(Excerpts from an interface dataset)
::::

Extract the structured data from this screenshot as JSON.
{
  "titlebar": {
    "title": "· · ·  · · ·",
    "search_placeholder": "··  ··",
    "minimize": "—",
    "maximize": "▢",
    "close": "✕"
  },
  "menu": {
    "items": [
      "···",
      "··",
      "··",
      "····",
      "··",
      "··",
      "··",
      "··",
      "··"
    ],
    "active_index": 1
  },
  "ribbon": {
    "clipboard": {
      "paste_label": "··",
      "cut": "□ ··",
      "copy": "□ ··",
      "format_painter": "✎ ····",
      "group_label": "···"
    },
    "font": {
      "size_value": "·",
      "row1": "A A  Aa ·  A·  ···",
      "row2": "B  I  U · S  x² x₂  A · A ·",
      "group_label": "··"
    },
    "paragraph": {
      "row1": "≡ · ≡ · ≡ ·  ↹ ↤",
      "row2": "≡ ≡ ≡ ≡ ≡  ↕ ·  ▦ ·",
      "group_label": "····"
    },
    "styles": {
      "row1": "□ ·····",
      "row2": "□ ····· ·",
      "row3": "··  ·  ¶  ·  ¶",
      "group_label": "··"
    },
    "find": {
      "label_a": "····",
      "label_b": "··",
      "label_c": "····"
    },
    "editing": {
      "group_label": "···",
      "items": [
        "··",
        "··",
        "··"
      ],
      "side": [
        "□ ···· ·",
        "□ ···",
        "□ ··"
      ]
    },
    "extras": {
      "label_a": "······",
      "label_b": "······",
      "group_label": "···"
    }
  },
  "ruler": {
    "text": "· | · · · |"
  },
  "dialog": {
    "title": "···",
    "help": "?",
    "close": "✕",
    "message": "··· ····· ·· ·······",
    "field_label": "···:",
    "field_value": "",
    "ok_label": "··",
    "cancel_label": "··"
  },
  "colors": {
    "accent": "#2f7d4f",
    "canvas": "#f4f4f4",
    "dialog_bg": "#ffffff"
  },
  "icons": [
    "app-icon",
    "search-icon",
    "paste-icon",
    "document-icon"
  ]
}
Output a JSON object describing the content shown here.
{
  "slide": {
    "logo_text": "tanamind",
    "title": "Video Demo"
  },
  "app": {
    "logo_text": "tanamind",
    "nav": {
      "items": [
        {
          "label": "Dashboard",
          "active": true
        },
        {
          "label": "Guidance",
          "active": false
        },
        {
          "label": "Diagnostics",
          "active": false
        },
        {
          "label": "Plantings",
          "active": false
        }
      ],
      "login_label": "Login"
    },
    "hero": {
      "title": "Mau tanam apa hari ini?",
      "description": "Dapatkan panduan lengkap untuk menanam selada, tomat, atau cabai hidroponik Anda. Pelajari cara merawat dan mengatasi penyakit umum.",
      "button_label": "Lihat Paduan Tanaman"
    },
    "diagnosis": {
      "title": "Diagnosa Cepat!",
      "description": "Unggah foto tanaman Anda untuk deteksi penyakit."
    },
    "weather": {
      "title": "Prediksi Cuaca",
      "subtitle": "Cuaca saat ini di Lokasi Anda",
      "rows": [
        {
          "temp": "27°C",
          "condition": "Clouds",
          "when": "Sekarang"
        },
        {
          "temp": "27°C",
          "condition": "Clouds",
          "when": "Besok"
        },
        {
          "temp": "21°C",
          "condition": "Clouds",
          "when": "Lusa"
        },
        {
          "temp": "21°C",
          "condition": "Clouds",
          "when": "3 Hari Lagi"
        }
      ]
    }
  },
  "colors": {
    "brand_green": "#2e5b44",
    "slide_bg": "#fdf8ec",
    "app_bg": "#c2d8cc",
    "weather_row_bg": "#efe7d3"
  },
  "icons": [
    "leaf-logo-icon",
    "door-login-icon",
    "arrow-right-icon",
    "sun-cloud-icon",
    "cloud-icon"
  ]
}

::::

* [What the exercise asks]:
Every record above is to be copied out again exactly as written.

* [Answer to this exercise]:
Extract the structured data from this screenshot as JSON.
{
  "titlebar": {
    "title": "· · ·  · · ·",
    "search_placeholder": "··  ··",
    "minimize": "—",
    "maximize": "▢",
    "close": "✕"
  },
  "menu": {
    "items": [
      "···",
      "··",
      "··",
      "····",
      "··",
      "··",
      "··",
      "··",
      "··"
    ],
    "active_index": 1
  },
  "ribbon": {
    "clipboard": {
      "paste_label": "··",
      "cut": "□ ··",
      "copy": "□ ··",
      "format_painter": "✎ ····",
      "group_label": "···"
    },
    "font": {
      "size_value": "·",
      "row1": "A A  Aa ·  A·  ···",
      "row2": "B  I  U · S  x² x₂  A · A ·",
      "group_label": "··"
    },
    "paragraph": {
      "row1": "≡ · ≡ · ≡ ·  ↹ ↤",
      "row2": "≡ ≡ ≡ ≡ ≡  ↕ ·  ▦ ·",
      "group_label": "····"
    },
    "styles": {
      "row1": "□ ·····",
      "row2": "□ ····· ·",
      "row3": "··  ·  ¶  ·  ¶",
      "group_label": "··"
    },
    "find": {
      "label_a": "····",
      "label_b": "··",
      "label_c": "····"
    },
    "editing": {
      "group_label": "···",
      "items": [
        "··",
        "··",
        "··"
      ],
      "side": [
        "□ ···· ·",
        "□ ···",
        "□ ··"
      ]
    },
    "extras": {
      "label_a": "······",
      "label_b": "······",
      "group_label": "···"
    }
  },
  "ruler": {
    "text": "· | · · · |"
  },
  "dialog": {
    "title": "···",
    "help": "?",
    "close": "✕",
    "message": "··· ····· ·· ·······",
    "field_label": "···:",
    "field_value": "",
    "ok_label": "··",
    "cancel_label": "··"
  },
  "colors": {
    "accent": "#2f7d4f",
    "canvas": "#f4f4f4",
    "dialog_bg": "#ffffff"
  },
  "icons": [
    "app-icon",
    "search-icon",
    "paste-icon",
    "document-icon"
  ]
}
Output a JSON object describing the content shown here.
{
  "slide": {
    "logo_text": "tanamind",
    "title": "Video Demo"
  },
  "app": {
    "logo_text": "tanamind",
    "nav": {
      "items": [
        {
          "label": "Dashboard",
          "active": true
        },
        {
          "label": "Guidance",
          "active": false
        },
        {
          "label": "Diagnostics",
          "active": false
        },
        {
          "label": "Plantings",
          "active": false
        }
      ],
      "login_label": "Login"
    },
    "hero": {
      "title": "Mau tanam apa hari ini?",
      "description": "Dapatkan panduan lengkap untuk menanam selada, tomat, atau cabai hidroponik Anda. Pelajari cara merawat dan mengatasi penyakit umum.",
      "button_label": "Lihat Paduan Tanaman"
    },
    "diagnosis": {
      "title": "Diagnosa Cepat!",
      "description": "Unggah foto tanaman Anda untuk deteksi penyakit."
    },
    "weather": {
      "title": "Prediksi Cuaca",
      "subtitle": "Cuaca saat ini di Lokasi Anda",
      "rows": [
        {
          "temp": "27°C",
          "condition": "Clouds",
          "when": "Sekarang"
        },
        {
          "temp": "27°C",
          "condition": "Clouds",
          "when": "Besok"
        },
        {
          "temp": "21°C",
          "condition": "Clouds",
          "when": "Lusa"
        },
        {
          "temp": "21°C",
          "condition": "Clouds",
          "when": "3 Hari Lagi"
        }
      ]
    }
  },
  "colors": {
    "brand_green": "#2e5b44",
    "slide_bg": "#fdf8ec",
    "app_bg": "#c2d8cc",
    "weather_row_bg": "#efe7d3"
  },
  "icons": [
    "leaf-logo-icon",
    "door-login-icon",
    "arrow-right-icon",
    "sun-cloud-icon",
    "cloud-icon"
  ]
}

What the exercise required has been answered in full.